Exercise brief |
Go through the records below and copy out every line holding "user".

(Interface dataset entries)
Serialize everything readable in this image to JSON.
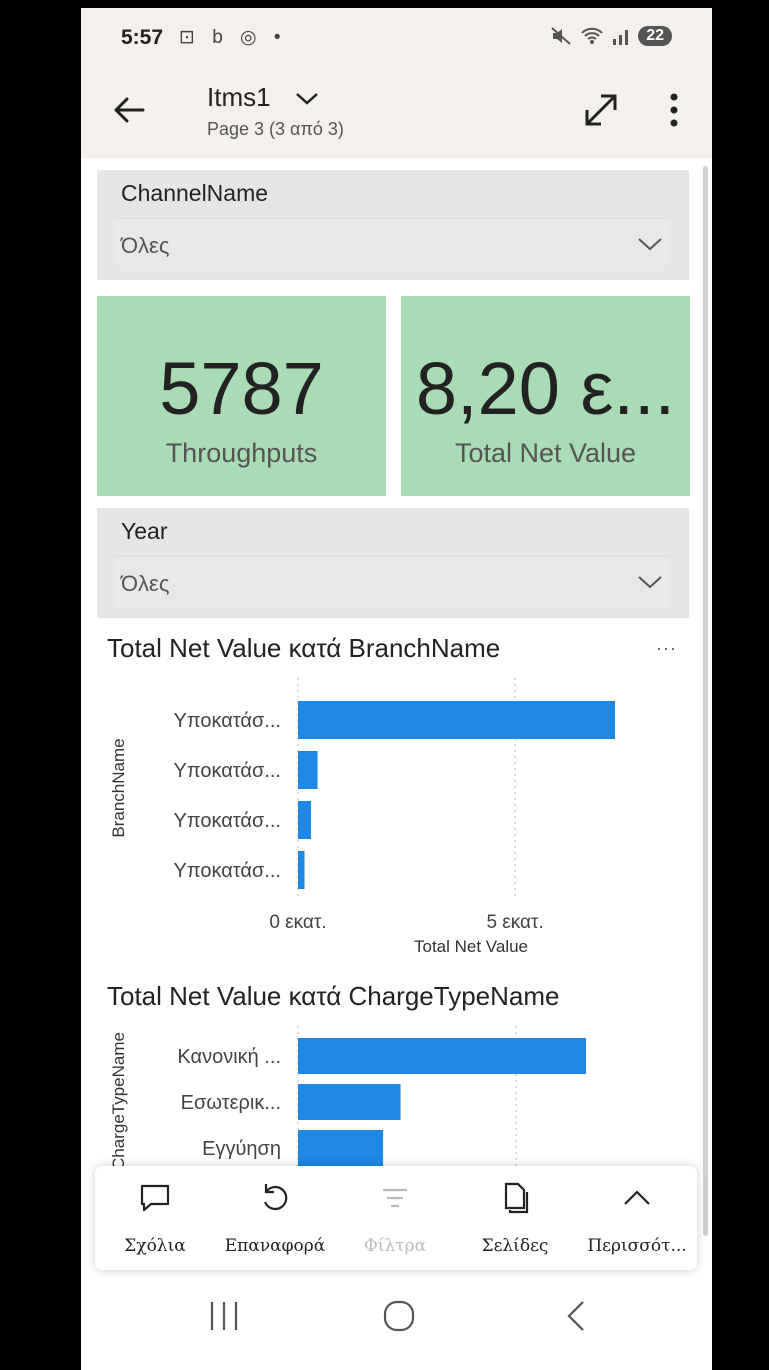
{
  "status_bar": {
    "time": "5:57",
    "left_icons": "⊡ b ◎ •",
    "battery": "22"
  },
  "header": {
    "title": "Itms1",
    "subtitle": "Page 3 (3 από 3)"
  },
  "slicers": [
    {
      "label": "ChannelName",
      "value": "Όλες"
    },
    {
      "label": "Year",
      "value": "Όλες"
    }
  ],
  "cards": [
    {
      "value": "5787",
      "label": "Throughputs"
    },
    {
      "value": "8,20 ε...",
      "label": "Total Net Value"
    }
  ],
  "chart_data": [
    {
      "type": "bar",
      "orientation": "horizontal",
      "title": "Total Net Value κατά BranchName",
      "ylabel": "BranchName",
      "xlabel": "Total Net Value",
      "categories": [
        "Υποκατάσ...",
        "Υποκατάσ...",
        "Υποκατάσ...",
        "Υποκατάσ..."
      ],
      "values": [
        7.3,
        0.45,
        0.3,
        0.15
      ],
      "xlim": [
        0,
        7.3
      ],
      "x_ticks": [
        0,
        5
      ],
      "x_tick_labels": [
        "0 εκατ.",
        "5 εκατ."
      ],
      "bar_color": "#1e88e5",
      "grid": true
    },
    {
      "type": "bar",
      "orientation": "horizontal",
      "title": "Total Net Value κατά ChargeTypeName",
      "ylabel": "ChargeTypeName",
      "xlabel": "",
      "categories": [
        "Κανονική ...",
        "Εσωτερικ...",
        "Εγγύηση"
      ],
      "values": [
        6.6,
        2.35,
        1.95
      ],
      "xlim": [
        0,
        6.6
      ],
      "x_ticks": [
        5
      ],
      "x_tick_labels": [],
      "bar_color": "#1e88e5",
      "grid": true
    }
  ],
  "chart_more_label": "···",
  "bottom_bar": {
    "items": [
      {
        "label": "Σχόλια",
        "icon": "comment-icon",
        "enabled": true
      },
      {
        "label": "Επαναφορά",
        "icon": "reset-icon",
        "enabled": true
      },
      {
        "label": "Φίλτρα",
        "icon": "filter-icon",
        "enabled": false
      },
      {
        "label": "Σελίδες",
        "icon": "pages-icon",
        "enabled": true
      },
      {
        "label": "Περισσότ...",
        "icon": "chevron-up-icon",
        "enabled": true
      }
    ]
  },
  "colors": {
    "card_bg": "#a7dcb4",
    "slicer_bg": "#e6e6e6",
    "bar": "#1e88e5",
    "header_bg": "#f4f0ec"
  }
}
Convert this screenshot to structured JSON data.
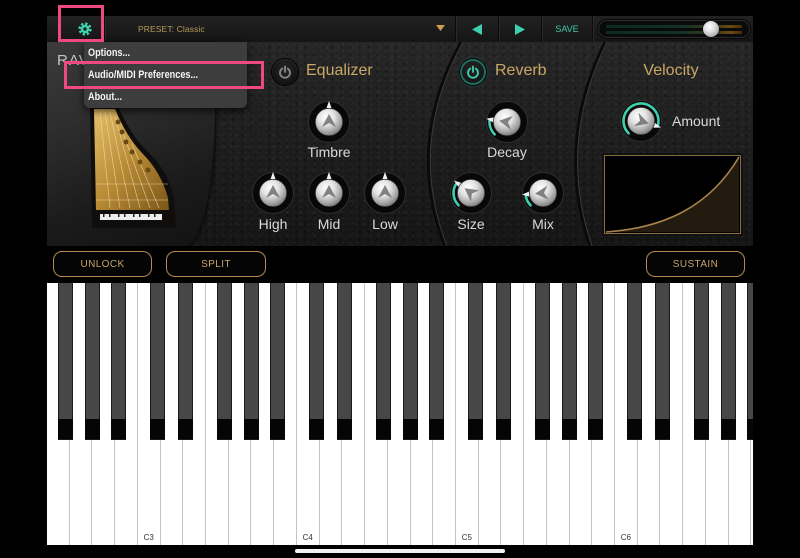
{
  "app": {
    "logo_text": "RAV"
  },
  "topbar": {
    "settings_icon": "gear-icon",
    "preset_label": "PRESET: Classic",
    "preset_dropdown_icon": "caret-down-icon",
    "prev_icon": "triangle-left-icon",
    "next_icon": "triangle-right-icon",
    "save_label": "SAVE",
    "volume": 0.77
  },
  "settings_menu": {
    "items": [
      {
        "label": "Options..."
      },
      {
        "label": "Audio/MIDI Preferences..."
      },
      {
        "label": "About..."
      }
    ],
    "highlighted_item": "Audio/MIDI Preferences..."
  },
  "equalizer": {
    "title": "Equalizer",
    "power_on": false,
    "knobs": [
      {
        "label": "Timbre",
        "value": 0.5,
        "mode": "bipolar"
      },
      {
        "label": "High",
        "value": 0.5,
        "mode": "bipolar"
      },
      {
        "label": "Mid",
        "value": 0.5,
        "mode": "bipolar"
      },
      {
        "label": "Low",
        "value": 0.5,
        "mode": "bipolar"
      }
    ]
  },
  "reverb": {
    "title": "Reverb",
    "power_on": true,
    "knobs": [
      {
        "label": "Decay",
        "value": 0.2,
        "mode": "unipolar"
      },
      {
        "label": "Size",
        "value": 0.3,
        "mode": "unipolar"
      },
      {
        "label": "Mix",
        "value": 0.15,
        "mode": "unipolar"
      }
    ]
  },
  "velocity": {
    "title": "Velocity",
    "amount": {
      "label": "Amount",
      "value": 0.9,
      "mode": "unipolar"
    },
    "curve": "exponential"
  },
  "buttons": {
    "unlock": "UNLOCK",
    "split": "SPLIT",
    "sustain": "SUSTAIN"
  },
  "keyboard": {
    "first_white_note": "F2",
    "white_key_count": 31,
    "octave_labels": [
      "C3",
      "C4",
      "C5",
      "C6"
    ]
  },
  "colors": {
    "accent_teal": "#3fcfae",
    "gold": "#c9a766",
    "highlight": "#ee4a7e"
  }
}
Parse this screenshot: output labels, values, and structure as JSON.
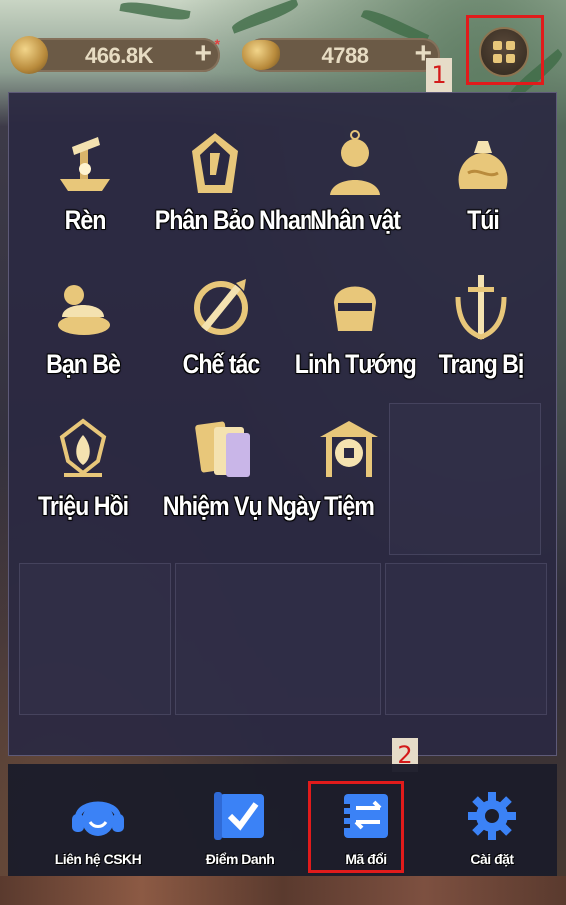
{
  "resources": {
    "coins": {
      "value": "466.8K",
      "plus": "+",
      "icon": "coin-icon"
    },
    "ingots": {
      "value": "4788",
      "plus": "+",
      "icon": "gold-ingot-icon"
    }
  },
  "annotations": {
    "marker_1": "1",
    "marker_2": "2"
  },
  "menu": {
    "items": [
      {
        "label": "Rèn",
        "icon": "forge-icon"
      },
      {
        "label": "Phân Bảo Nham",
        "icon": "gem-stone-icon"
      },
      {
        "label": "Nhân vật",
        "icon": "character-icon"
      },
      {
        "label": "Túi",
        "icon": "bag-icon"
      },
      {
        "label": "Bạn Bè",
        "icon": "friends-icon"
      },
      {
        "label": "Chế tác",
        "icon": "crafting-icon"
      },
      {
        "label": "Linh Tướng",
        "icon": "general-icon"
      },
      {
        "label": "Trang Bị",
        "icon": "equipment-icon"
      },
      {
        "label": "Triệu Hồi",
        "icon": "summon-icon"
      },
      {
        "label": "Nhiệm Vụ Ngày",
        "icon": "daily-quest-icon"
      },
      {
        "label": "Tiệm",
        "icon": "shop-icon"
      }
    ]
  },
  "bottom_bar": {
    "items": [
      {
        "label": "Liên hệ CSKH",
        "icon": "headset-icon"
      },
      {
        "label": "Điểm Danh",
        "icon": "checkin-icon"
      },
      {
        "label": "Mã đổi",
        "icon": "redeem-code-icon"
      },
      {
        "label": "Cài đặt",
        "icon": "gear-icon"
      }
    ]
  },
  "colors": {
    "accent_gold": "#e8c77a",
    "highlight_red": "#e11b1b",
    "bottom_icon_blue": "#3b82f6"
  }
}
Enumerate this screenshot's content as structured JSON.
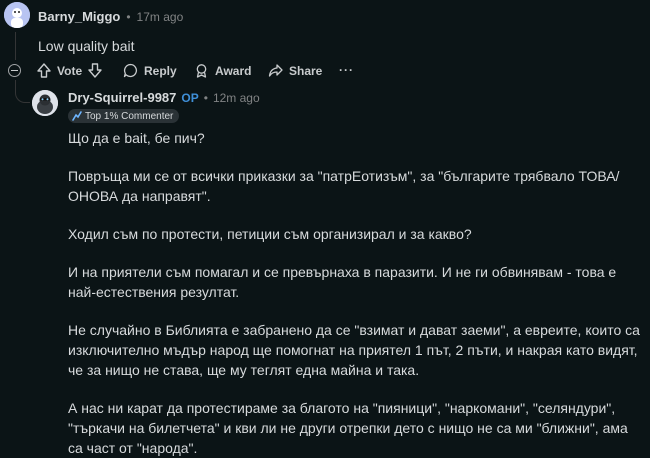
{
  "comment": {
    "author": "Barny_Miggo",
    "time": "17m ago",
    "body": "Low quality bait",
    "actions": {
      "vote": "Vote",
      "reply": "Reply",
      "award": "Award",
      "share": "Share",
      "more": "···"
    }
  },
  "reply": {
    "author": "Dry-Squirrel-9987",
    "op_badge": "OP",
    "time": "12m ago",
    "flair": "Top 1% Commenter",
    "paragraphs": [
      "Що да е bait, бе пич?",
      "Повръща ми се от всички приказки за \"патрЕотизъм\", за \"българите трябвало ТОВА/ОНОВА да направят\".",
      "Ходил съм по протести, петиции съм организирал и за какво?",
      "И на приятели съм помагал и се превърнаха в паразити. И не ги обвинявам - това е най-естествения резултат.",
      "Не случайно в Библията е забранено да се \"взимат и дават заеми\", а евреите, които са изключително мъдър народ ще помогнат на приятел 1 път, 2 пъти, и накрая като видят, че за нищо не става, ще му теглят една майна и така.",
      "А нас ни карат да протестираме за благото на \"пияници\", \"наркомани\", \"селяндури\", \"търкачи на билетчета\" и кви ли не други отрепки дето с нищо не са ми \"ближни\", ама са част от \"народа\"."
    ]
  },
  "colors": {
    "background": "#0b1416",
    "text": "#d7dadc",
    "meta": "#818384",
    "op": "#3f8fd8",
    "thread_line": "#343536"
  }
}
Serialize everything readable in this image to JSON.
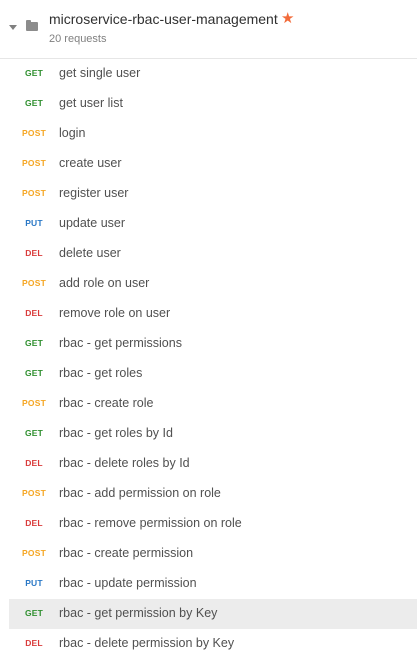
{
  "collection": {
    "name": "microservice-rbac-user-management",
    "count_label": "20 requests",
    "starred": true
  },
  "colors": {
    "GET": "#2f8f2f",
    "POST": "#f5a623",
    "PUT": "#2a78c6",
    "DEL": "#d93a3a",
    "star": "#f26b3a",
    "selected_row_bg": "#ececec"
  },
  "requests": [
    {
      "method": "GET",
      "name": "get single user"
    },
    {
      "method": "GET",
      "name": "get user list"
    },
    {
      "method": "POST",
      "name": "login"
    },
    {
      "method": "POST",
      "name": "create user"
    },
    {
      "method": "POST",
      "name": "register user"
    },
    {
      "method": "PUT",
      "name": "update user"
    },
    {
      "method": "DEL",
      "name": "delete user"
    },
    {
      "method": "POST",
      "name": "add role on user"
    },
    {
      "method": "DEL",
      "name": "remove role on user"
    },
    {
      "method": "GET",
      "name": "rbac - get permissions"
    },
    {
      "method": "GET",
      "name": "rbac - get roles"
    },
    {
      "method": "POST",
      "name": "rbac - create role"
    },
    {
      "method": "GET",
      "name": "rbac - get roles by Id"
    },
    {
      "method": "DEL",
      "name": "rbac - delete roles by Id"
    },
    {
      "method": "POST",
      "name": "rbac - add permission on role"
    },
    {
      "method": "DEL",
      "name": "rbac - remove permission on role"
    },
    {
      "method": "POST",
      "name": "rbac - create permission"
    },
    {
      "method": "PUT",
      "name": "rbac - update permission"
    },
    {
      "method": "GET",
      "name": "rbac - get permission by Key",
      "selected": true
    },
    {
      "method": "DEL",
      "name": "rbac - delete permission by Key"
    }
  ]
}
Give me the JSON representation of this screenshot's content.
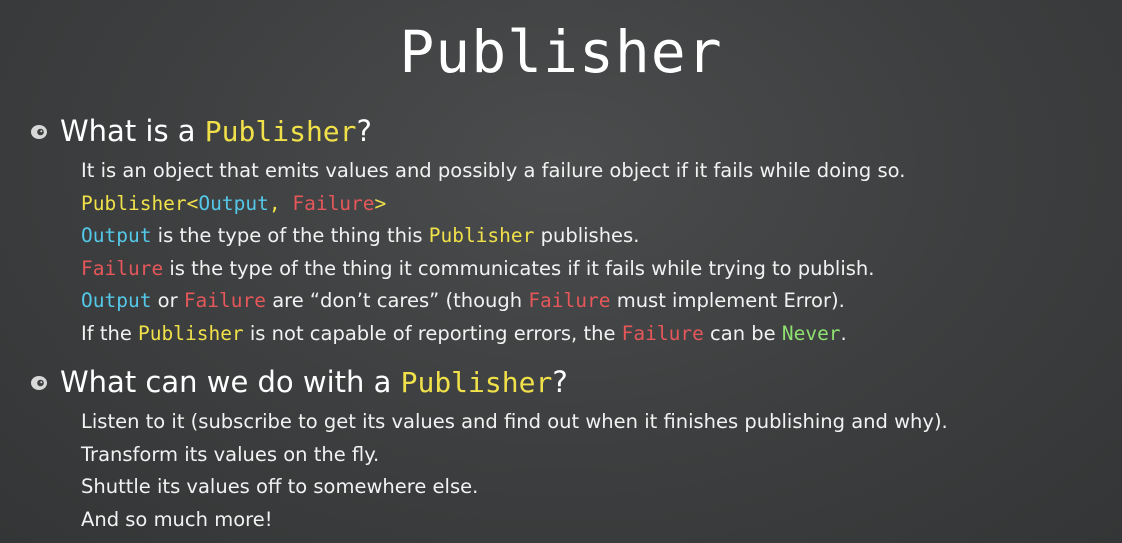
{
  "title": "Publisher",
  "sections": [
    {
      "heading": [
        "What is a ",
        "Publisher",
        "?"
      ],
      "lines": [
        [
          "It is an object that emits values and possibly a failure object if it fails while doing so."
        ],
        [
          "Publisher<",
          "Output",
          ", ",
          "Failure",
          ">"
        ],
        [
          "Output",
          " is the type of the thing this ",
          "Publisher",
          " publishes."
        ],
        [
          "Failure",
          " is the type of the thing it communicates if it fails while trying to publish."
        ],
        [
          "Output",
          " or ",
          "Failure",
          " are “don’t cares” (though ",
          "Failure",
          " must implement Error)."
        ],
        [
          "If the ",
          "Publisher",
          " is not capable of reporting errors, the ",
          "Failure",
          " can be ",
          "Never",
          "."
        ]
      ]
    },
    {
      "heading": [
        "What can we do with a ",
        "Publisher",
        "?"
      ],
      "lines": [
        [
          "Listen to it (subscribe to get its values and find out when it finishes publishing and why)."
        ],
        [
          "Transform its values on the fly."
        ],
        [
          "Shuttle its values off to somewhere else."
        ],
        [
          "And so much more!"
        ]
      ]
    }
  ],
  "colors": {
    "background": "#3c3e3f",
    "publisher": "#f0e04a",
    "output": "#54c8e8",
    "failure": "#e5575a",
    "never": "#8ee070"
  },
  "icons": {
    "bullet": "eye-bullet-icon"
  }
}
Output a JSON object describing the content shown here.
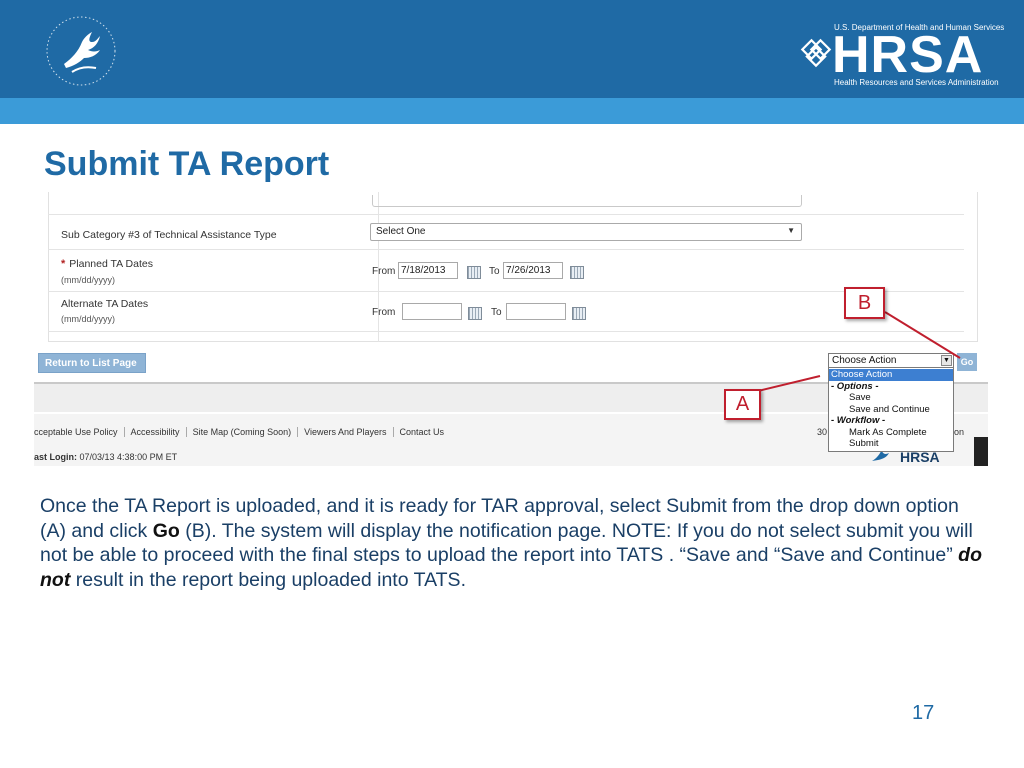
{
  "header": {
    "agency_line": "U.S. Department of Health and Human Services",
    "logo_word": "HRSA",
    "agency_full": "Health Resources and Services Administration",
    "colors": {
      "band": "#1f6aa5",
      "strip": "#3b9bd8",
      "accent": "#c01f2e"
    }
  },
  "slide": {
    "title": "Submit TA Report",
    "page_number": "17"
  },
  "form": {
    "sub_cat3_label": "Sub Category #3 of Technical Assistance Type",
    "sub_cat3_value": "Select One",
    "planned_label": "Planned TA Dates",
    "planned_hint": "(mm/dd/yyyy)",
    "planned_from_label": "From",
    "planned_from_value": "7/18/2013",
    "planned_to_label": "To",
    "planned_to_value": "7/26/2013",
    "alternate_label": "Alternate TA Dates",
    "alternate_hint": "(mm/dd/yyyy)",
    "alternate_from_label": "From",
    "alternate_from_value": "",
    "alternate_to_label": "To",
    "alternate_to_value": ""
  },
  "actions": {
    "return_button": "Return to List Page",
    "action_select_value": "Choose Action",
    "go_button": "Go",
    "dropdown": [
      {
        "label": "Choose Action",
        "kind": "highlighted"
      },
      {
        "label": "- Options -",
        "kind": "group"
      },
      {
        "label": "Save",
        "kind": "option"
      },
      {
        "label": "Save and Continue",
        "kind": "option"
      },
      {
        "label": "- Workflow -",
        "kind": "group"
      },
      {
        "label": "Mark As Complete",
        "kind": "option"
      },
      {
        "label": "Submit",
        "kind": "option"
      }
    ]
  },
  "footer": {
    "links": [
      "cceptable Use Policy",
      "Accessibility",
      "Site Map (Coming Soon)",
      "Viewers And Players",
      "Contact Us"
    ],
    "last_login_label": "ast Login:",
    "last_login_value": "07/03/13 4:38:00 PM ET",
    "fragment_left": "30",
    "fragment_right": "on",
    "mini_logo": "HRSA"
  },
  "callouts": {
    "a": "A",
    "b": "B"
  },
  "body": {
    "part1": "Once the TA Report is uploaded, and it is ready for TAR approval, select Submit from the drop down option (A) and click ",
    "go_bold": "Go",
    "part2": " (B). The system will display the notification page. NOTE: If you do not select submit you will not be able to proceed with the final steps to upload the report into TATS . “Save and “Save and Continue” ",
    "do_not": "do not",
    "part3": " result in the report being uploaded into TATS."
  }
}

Answer to the exercise |
    "name": "microservice-rbac-user-management",
      "name": "get single user"
      "name": "get user list"
      "name": "create user"
      "name": "register user"
      "name": "update user"
      "name": "delete user"
      "name": "add role on user"
      "name": "remove role on user"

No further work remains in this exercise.